Additional studies are needed to determine what specific component in coffee helps protect the liver.
"Giant leap forward" for possible type 1 diabetes cure
In what’s been described as “potentially a major medical breakthrough,” a team at Harvard University says it has sucessfully used embryonic stem cells to cure type 1 diabetes in mice…
Type 1 diabetes is caused by the immune system destroying the insulin-producing cells in the pancreas, which differs from the more common type 2 diabetes, which is largely due to an unhealthy lifestyle.
According to a report in the journal Cell, the Harvard scientists were able to tranplant stem cells into the kidney of a diabetic mouse and two weeks later, it showed no signs of the diseae.
For their new technique to work in people with type 1 diabetes, the researchers need to add another component that stops a recipient’s immune system from attacking the 150 million or so stem cells they would receive. They are, however, now working with scientists at the MIT to develop an implant that protects the cells from immune attack.
Study says pot doesn't boost creativity
Most pot smokers will tell you that smoking marijuana makes them more creative. But a team of scientists in The Netherlands say their research suggests that’s just not so.
Working with a group of 59 men and women who said they regularly smoke pot, researchers at Leiden University focused on the thinking abilities of people who consumed marijuana with different levels of THC, which is psychoactive ingredient in pot.
One group was given cannabis with high THC content, another was given cannabis with a low dose of THC and the third was given a placebo.
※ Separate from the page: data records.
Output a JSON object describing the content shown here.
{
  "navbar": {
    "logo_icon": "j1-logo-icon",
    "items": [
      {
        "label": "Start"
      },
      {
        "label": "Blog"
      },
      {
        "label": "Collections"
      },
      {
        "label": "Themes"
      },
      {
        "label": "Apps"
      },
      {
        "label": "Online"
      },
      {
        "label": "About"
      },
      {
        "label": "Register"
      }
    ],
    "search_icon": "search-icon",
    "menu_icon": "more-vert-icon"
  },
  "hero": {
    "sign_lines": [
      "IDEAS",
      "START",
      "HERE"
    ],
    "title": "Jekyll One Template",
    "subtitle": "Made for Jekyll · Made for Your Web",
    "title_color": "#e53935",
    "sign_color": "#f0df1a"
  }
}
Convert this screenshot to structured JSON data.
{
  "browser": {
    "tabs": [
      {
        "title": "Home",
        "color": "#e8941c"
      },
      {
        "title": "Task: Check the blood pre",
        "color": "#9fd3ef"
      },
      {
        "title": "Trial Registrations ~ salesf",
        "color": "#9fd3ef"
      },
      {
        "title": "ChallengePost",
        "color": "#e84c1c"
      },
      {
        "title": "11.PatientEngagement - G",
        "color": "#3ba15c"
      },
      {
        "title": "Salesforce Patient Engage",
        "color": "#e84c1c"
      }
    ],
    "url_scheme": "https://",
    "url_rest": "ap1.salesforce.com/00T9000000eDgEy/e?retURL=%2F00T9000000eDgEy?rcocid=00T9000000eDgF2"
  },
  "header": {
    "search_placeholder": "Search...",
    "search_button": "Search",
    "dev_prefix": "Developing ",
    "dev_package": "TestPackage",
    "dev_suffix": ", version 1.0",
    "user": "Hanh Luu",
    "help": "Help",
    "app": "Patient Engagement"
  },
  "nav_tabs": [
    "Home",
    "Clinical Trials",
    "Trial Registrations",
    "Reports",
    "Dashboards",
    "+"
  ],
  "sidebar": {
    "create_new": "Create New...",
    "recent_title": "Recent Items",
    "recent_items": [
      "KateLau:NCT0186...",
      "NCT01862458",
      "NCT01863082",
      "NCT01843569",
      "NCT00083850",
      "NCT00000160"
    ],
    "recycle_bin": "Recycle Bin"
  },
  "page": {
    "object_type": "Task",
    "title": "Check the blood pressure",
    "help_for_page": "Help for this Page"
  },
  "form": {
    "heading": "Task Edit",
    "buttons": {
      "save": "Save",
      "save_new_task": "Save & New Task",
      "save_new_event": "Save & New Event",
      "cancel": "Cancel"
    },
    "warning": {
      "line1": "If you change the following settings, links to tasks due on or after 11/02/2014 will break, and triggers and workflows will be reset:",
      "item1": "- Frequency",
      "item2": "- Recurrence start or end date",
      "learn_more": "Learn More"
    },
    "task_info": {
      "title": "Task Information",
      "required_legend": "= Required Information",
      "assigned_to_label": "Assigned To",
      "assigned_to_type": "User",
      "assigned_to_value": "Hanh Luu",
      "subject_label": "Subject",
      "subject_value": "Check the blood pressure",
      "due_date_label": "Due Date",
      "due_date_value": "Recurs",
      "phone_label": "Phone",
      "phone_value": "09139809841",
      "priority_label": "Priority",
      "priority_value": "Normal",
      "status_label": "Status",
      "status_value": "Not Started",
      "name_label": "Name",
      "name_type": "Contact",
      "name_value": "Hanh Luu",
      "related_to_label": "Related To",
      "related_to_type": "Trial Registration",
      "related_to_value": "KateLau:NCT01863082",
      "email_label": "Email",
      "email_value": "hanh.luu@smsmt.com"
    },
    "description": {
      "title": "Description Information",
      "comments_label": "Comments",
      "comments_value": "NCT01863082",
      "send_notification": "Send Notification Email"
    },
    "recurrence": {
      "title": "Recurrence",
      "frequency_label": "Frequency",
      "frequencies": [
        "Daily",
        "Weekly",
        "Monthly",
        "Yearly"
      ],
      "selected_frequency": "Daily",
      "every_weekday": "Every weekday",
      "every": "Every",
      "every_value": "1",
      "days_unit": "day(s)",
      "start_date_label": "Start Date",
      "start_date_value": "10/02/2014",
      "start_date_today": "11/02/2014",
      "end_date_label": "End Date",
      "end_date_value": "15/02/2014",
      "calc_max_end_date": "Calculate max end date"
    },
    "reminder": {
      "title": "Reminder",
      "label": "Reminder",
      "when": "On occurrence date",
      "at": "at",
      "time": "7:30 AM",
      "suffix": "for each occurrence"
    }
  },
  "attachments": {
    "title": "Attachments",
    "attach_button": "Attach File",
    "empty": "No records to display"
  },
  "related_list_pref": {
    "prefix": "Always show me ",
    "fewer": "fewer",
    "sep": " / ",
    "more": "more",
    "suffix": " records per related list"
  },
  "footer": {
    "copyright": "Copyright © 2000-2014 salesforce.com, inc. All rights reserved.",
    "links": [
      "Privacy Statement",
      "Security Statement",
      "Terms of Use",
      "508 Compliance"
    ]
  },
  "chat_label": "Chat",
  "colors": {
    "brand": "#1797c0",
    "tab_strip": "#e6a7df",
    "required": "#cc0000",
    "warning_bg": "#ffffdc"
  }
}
None of the participants were told what they were given.
Everyone in the study was then required to complete a series of cognitive tasks that measured two forms of creative thinking: divergent thinking (coming up with ideas by exploring as many solutions as possible) and convergent thinking (finding the only correct answer to a question).
The researchers found that cannabis with high-dose THC significantly impaired divergent thinking among participants, compared with low-dose THC and a placebo. They also determined that those who smoked cannabis with low-dose THC did not significantly outperform those who smoked the placebo when it came to divergent thinking.